At 9:20, you can see the iPhone X but first do start with the Tim Cook intro at the beginning:
Thorstein Veblen and Apple
We remember Thorstein Veblen because he described conspicuous consumption in his book, The Theory of the Leisure Class (1899).
According to Veblen (1857-1929), affluent consumers try to convey their power and wealth through excessive leisure and shopping. Servants and employees help the affluent do less while their money signals their status when they buy more. Especially by purchasing useless items that are very expensive, the upper class broadcasts its superiority.
Conspicuous Tech Consumption
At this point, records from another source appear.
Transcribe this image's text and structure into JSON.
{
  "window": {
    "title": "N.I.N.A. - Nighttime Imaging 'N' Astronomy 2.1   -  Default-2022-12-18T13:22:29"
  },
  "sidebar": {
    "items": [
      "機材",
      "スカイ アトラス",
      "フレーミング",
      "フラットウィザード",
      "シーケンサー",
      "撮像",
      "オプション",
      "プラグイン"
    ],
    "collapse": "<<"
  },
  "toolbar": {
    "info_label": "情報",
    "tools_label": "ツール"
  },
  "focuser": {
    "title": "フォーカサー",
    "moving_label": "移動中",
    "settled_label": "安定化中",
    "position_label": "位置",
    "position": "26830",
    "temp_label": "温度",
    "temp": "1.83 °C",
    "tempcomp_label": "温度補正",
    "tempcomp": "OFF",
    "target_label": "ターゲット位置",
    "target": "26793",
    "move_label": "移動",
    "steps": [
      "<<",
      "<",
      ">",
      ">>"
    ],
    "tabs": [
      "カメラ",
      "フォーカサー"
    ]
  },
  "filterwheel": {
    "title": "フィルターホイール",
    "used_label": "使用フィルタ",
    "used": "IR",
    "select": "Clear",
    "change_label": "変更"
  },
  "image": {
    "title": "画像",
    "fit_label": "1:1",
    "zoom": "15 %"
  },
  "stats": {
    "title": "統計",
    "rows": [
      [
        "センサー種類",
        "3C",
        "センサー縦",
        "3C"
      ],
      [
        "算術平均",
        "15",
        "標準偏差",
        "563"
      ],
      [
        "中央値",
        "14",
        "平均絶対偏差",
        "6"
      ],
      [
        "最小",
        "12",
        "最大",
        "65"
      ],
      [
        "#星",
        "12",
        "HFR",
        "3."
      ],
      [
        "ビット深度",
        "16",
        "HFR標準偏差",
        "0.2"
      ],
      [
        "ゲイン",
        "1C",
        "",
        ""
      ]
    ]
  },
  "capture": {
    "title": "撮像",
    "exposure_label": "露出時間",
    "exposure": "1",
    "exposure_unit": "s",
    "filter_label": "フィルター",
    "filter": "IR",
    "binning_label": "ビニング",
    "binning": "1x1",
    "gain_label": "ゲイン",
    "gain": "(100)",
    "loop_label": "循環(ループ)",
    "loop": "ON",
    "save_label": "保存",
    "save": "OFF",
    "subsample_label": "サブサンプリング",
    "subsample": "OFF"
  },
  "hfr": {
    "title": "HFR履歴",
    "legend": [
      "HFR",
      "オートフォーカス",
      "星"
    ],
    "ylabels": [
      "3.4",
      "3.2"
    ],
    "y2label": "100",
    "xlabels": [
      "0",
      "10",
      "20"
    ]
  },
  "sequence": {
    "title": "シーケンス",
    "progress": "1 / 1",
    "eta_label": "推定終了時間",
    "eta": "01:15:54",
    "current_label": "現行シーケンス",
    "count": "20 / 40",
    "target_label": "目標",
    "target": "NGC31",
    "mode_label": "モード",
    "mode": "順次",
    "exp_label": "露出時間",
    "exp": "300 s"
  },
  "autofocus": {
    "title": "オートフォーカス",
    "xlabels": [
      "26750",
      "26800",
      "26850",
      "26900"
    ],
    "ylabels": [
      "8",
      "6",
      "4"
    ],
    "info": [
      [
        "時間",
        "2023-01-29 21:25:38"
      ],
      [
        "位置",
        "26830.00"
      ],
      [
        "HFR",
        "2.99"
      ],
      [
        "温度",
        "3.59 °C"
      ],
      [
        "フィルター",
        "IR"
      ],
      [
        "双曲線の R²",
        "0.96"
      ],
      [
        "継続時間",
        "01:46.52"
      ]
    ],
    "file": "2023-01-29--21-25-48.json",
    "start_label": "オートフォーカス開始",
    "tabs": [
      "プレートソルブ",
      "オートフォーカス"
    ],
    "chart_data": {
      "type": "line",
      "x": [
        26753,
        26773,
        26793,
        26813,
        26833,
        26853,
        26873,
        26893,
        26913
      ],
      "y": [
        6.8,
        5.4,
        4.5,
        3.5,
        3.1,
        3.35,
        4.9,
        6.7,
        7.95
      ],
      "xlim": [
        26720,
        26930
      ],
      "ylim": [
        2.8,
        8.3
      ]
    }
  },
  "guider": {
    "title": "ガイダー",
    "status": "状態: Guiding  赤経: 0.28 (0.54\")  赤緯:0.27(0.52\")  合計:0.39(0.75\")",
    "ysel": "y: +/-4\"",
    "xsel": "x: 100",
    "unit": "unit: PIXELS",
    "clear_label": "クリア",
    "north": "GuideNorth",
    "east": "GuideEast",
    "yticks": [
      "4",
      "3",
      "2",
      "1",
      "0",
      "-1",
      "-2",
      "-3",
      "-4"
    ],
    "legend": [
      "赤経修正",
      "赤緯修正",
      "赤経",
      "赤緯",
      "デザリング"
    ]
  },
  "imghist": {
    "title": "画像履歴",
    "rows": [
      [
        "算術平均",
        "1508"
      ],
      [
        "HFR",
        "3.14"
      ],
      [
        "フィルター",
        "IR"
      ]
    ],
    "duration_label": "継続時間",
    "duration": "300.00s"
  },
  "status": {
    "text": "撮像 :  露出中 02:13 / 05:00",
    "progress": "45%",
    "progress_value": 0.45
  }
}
Like the affluent that Veblen targets, the consumers who will buy the $1000+ iPhone X are sending us a message. That message may be somewhat different from Veblen’s but the intent is the same. They are signaling their elite tech taste.
Apple says its new technology justifies a highest-ever base price. Others say they are purposely creating a super premium model that generates aspirational excitement. As one reviewer pointed out, “The iPhone 8 will do just fine for $300 less than the glitzy iPhone X, even though it won’t make your friends and colleagues jealous.”
Still, expensive smartphones are proliferating:
And according to one marketing group, people in relatively affluent states are somewhat more likely to own an iPhone:
Our Bottom Line: Oligopoly Power
As an oligopoly, Apple has used its pricing power and product differentiation to target the more affluent consumer. Selecting higher prices and emotion stirring launches, Apple might be very aware of conspicuous consumption.
My sources and more: If you want to journey further through Apple’s market, I recommend WSJ’s smartphone pricing articles here and here. From there, other possibilities include MacDaily world and this (analytically questionable but captivating) state-by-state sales analysis. Finally, among a slew of reviews, this one from the Economic Times was typical.
The Veblen description and Our Bottom Line were previously published in an econlife post.